Year-round, and particularly during Suicide Prevention Month in September, the U.S. Department of Veterans Affairs empowers communities to take action and support our nation’s veterans. Each community across the country plays a role in supporting veterans, but as an individual you may not know what to do or where to start.
You don’t need to have special training to support the veterans in your life, and we can all do something to help a veteran who is going through a challenging time. Even seemingly small actions can have a significant impact: Preventing suicide begins with just the willingness to be there.
When you sense that a veteran is not doing well, your words can help. You can make a difference by just starting a conversation. Although it can seem challenging, it is important to talk about difficult feelings and experiences. Keep in mind: Asking questions about thoughts of suicide does not increase a person’s suicide risk. Instead, an open conversation can help someone feel less alone and let others into the veteran’s experience — and feeling connected is shown to reduce suicide risk.
Simply reaching out to a veteran in need and opening the door for a discussion could make all the difference. Learn more ways to show your support and be there by visiting VeteransCrisisLine.net/BeThere to find more resources and information.
If you believe a veteran in your life may be contemplating suicide, call the Veterans Crisis Line at (800) 273-8255 and dial 1, send a text message to 838255, or chat online. Qualified and compassionate VA responders are always on call to provide guidance on how to connect veterans with support and help keep them from harm.
Jina Jensen, Harlingen
Impressed with congressional kudos
On Aug. 10, The Monitor reported a great success story about our daughter, Lisa “Lika” Torline, who is a business owner. This article was about her journey through struggles and successes in the last five years with her skin care products.
On another good note, our congressman, Vicente Gonzalez, read this article and called Lika to obtain her address. He wrote a letter of congratulations to her for her successful endeavors. He said that Lika was a great example to all women.
This thoughtful gesture from Mr. Gonzalez was a touching sign of a caring public servant that we are fortunate to have as our representative.

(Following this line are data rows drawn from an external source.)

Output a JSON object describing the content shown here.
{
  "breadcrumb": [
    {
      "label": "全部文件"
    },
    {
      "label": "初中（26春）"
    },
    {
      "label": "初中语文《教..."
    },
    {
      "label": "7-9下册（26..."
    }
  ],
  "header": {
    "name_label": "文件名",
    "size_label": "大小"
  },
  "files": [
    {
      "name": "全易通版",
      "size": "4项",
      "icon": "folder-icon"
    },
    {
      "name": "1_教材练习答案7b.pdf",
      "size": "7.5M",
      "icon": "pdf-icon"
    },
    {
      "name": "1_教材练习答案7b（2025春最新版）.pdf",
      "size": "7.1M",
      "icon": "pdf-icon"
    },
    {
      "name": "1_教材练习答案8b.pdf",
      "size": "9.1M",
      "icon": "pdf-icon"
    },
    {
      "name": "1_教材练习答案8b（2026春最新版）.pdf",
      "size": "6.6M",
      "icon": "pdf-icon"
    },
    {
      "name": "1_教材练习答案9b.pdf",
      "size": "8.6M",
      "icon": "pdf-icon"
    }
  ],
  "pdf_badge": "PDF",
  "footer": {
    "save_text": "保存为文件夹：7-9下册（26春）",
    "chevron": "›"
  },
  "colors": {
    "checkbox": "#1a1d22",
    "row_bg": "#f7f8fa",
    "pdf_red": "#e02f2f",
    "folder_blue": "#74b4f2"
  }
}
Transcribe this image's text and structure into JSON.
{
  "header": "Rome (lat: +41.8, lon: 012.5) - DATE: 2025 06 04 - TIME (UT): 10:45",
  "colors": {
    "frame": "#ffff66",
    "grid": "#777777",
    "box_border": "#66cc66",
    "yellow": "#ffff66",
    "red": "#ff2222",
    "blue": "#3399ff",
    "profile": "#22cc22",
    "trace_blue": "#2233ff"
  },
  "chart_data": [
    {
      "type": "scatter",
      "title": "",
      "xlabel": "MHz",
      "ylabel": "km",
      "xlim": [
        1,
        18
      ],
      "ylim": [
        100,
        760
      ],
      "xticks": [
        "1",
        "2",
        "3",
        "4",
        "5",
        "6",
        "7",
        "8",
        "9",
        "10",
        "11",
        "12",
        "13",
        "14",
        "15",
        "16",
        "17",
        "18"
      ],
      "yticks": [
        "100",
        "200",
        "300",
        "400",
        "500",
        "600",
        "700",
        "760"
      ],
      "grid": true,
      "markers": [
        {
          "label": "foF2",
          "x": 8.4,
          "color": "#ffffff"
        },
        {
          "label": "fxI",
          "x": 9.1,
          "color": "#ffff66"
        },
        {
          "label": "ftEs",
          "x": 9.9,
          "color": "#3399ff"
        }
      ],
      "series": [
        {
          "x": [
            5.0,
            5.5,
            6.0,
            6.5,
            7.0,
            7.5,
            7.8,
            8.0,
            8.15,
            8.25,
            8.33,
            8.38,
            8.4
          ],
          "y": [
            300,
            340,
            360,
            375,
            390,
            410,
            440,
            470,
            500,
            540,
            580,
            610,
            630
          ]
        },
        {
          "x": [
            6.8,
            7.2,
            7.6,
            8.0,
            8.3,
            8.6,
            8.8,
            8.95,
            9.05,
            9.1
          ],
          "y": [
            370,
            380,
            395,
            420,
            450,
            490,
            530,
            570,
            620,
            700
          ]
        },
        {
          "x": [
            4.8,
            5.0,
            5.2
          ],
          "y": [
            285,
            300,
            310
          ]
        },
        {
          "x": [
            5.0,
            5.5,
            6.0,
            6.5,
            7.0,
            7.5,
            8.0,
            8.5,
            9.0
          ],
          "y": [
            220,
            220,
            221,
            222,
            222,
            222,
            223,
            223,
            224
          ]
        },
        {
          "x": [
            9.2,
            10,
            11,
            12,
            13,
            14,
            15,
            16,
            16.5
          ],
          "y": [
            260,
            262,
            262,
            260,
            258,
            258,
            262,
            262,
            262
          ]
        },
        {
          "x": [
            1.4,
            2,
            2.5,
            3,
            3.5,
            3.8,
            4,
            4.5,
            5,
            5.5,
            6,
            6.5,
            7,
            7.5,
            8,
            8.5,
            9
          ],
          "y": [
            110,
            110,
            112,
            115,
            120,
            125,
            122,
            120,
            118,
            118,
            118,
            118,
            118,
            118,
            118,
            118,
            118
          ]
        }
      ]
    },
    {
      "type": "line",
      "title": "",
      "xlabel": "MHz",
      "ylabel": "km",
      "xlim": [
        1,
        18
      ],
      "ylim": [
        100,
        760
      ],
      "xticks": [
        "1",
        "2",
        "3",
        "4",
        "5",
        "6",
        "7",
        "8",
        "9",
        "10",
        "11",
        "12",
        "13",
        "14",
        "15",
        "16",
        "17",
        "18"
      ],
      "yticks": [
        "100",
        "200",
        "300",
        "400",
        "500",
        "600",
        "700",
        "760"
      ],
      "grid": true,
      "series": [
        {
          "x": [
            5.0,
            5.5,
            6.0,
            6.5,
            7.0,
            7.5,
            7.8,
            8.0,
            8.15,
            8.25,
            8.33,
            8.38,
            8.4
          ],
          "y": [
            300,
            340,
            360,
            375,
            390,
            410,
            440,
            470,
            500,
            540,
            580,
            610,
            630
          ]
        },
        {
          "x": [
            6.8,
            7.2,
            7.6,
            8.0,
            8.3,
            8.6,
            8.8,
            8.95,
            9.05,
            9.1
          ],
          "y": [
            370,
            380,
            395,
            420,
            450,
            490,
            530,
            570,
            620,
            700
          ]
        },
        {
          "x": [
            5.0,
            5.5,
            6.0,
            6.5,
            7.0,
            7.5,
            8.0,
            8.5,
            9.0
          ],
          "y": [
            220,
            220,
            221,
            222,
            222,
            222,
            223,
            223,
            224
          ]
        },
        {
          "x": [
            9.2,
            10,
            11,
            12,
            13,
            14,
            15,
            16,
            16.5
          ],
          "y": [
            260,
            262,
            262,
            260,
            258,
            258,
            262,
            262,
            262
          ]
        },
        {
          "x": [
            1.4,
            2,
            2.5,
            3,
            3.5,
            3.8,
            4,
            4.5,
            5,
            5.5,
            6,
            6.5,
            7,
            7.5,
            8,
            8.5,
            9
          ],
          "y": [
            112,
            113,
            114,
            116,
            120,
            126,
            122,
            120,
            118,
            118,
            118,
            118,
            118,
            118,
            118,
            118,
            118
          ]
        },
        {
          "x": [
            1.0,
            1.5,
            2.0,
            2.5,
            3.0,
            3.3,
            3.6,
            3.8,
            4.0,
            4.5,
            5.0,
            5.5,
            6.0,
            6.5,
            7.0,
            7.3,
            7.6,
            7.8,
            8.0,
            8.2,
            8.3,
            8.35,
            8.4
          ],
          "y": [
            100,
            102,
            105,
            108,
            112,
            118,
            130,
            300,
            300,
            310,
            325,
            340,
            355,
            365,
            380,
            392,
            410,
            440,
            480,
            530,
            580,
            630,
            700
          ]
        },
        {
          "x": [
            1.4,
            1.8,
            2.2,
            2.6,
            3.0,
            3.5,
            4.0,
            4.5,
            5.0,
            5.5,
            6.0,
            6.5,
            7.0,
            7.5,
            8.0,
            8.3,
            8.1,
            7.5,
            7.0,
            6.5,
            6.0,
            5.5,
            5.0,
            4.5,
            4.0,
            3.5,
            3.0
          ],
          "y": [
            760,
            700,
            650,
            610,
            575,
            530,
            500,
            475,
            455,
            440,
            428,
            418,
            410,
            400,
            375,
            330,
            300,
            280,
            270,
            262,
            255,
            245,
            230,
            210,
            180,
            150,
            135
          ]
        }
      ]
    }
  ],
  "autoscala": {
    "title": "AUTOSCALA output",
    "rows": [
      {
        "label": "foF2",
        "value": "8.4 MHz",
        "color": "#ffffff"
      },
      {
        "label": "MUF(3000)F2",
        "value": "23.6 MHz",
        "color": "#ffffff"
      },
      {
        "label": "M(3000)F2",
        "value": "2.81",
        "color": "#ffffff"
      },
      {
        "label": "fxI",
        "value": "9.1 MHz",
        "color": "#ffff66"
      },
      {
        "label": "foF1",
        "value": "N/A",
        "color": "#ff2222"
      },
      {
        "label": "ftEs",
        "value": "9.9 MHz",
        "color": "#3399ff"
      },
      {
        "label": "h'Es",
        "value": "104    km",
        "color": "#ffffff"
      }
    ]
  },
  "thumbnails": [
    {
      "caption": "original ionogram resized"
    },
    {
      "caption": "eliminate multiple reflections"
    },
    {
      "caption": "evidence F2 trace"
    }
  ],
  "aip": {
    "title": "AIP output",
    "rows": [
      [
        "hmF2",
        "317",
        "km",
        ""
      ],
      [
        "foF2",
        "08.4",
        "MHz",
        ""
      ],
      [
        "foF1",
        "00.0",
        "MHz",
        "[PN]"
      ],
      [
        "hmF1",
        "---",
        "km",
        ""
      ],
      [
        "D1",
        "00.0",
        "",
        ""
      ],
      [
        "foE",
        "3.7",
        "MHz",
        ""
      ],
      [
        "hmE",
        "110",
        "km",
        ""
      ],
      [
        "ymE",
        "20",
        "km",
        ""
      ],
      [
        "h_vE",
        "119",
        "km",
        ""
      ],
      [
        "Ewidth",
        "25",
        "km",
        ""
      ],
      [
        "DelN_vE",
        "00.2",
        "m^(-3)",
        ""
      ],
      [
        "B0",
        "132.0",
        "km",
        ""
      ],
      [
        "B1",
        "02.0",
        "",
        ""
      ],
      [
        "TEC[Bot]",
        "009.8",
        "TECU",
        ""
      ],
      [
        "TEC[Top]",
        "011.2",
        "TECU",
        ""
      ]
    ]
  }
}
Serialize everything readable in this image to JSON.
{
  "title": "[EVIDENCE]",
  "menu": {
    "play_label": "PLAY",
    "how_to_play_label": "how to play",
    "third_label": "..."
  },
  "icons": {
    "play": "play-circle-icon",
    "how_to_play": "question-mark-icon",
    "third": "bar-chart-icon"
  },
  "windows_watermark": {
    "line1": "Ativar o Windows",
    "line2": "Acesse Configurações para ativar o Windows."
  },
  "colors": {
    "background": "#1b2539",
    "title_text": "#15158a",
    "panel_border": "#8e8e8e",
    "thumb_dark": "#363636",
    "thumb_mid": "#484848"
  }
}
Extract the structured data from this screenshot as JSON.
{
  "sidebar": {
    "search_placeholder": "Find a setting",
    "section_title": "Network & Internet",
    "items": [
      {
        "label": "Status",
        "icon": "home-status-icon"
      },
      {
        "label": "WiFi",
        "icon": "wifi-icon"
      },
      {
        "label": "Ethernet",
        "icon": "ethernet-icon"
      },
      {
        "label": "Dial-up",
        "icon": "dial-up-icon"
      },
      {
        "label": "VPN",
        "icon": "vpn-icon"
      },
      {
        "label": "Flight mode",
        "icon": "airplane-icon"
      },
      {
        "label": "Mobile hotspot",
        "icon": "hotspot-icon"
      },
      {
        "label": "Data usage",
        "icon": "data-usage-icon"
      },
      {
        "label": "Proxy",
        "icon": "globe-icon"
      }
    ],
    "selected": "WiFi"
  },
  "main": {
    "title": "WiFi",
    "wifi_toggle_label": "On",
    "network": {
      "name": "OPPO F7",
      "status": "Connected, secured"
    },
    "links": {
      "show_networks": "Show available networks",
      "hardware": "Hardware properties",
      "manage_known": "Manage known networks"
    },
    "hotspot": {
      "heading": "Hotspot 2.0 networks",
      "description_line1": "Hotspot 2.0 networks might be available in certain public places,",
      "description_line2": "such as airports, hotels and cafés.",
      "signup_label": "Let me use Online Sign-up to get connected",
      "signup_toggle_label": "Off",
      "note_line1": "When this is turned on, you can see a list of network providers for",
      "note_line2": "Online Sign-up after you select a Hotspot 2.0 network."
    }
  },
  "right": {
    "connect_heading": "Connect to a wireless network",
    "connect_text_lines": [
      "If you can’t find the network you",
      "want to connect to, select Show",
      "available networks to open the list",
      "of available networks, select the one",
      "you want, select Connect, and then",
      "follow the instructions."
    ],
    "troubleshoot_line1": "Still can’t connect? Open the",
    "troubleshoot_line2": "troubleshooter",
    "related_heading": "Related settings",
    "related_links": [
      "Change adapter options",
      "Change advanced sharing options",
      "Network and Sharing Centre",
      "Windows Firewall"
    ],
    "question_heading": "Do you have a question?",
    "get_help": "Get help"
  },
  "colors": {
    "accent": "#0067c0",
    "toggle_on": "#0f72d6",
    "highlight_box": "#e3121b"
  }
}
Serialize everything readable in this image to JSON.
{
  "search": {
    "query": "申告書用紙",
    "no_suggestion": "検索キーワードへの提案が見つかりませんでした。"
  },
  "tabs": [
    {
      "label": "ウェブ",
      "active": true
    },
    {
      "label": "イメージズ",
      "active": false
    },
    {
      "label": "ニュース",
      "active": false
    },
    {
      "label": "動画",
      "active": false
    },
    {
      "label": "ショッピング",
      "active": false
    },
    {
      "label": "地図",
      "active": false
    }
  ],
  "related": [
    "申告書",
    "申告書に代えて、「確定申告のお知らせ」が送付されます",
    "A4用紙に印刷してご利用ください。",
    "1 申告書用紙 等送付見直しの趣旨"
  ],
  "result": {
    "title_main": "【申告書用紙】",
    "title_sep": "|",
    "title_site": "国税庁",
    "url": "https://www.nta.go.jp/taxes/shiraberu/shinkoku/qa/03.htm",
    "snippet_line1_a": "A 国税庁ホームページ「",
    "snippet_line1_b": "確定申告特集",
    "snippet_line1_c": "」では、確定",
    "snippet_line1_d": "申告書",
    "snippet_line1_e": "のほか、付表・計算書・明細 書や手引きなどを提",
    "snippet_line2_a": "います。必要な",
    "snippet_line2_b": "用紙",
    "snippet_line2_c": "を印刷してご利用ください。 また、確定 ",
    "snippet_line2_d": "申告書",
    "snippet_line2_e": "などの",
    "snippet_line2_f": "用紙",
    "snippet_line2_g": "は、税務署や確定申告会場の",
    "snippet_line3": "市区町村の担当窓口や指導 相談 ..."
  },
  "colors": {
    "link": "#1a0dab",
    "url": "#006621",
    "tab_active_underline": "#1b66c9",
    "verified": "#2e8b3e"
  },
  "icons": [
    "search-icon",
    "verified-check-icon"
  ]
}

Kudos to him. I had never heard of any official sending a congratulatory letter to a particular business woman, our daughter.
We, as parents, were very impressed.
Rosalinda Torline, McAllen